App and web page records
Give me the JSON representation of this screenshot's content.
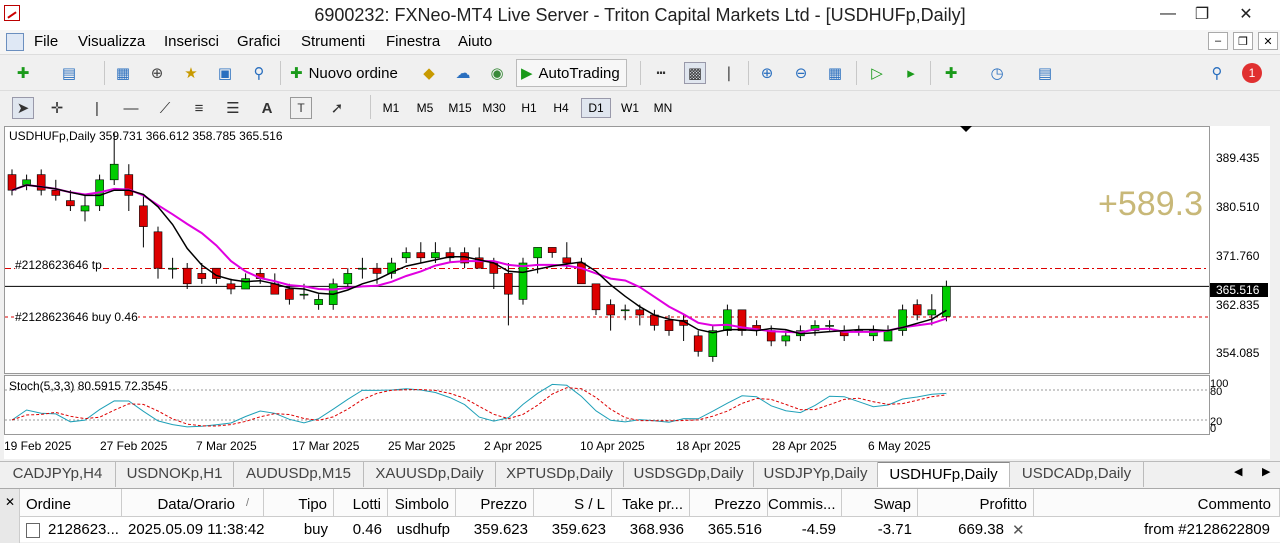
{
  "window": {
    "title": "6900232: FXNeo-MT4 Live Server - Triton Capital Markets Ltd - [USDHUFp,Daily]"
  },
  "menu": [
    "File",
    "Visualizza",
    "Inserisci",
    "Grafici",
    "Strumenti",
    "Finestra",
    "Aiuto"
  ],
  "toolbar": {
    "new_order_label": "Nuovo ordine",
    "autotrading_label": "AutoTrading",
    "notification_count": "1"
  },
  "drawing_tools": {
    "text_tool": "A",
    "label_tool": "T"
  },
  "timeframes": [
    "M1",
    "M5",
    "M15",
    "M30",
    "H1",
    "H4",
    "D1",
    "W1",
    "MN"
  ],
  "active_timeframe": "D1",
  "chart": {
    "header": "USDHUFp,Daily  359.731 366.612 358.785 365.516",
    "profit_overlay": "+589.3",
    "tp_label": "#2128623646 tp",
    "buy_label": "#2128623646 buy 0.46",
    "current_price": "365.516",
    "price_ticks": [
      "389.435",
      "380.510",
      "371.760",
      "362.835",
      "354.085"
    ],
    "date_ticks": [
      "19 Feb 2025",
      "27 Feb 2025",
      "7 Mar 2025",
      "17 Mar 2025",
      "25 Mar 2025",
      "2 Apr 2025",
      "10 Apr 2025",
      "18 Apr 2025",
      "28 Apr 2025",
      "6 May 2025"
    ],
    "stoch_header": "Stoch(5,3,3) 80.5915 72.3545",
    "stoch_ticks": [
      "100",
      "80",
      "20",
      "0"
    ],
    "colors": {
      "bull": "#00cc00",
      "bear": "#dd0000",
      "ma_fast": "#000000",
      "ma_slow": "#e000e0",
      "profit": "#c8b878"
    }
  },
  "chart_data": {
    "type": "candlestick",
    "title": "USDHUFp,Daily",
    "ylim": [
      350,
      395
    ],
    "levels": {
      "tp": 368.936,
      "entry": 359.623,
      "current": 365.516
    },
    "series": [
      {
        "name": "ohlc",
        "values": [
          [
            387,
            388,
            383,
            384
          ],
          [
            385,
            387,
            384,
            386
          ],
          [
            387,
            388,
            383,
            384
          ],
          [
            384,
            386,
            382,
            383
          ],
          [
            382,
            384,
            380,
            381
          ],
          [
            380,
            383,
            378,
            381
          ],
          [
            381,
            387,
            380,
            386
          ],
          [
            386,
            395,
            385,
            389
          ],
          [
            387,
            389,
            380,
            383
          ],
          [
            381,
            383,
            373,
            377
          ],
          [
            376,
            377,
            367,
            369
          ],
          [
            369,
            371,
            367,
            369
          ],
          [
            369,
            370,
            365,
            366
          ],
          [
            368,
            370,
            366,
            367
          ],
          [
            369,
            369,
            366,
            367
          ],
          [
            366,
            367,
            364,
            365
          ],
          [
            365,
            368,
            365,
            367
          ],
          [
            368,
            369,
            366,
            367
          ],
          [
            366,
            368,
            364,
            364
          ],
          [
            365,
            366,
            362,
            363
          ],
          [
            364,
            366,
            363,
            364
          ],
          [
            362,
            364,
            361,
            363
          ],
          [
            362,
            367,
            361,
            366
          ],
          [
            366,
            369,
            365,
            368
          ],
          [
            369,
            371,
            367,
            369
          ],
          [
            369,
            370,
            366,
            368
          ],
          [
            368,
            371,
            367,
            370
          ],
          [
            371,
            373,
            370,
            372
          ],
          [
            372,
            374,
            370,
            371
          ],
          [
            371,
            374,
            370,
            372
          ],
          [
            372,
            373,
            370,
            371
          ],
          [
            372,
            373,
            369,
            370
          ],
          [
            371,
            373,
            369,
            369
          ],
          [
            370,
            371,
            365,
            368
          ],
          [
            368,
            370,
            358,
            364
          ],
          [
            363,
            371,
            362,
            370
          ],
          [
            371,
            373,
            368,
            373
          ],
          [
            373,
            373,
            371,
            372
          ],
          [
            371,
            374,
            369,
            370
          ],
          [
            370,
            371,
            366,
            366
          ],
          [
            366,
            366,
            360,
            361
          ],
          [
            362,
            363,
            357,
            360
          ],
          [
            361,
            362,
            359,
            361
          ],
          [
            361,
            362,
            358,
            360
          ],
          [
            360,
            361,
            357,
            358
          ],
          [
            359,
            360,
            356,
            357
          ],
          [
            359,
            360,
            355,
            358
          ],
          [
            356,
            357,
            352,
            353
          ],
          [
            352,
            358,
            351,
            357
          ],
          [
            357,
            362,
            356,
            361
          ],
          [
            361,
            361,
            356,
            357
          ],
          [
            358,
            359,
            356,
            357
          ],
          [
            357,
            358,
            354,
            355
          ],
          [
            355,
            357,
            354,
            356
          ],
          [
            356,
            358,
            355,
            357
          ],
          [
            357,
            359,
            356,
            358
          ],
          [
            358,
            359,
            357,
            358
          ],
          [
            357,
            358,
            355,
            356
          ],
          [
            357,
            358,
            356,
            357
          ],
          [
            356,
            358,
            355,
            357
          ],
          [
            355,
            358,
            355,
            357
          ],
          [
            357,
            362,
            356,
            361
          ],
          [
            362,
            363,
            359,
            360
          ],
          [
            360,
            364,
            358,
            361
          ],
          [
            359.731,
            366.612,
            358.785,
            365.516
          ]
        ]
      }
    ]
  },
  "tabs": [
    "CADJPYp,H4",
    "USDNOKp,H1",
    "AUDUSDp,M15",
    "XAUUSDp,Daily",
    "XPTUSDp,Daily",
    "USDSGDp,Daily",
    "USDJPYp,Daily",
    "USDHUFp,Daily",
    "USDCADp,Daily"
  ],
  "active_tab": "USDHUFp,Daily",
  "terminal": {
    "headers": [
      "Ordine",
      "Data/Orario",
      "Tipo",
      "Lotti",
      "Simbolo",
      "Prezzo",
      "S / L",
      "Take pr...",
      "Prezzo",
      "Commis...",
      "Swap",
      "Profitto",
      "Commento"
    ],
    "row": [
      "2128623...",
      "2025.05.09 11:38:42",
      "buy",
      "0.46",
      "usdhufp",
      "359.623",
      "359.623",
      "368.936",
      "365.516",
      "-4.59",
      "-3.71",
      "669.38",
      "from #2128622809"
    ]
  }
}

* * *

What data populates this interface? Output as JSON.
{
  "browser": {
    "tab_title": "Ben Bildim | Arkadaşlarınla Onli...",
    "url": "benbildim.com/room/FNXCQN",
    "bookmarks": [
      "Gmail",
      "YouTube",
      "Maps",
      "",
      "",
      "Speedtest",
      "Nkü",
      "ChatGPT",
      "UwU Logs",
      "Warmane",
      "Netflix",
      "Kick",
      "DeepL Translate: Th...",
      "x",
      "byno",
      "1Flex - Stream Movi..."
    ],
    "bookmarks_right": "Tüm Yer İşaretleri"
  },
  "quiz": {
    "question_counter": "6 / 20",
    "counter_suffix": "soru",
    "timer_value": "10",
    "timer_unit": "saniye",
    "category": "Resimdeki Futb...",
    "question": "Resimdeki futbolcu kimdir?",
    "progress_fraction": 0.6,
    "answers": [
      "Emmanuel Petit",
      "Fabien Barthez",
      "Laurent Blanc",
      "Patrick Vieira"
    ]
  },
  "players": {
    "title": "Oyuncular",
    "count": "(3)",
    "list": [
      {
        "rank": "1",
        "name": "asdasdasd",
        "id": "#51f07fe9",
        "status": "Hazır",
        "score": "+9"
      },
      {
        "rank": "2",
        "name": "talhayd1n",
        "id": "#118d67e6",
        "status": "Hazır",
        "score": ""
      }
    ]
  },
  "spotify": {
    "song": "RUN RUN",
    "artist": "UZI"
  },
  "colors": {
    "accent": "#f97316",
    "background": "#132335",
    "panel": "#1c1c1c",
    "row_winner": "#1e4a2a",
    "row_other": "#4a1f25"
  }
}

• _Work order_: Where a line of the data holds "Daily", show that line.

• _Answer space_:
    "title": "6900232: FXNeo-MT4 Live Server - Triton Capital Markets Ltd - [USDHUFp,Daily]"
    "header": "USDHUFp,Daily  359.731 366.612 358.785 365.516",
    "title": "USDHUFp,Daily",
    "XAUUSDp,Daily",
    "XPTUSDp,Daily",
    "USDSGDp,Daily",
    "USDJPYp,Daily",
    "USDHUFp,Daily",
    "USDCADp,Daily"
  "active_tab": "USDHUFp,Daily",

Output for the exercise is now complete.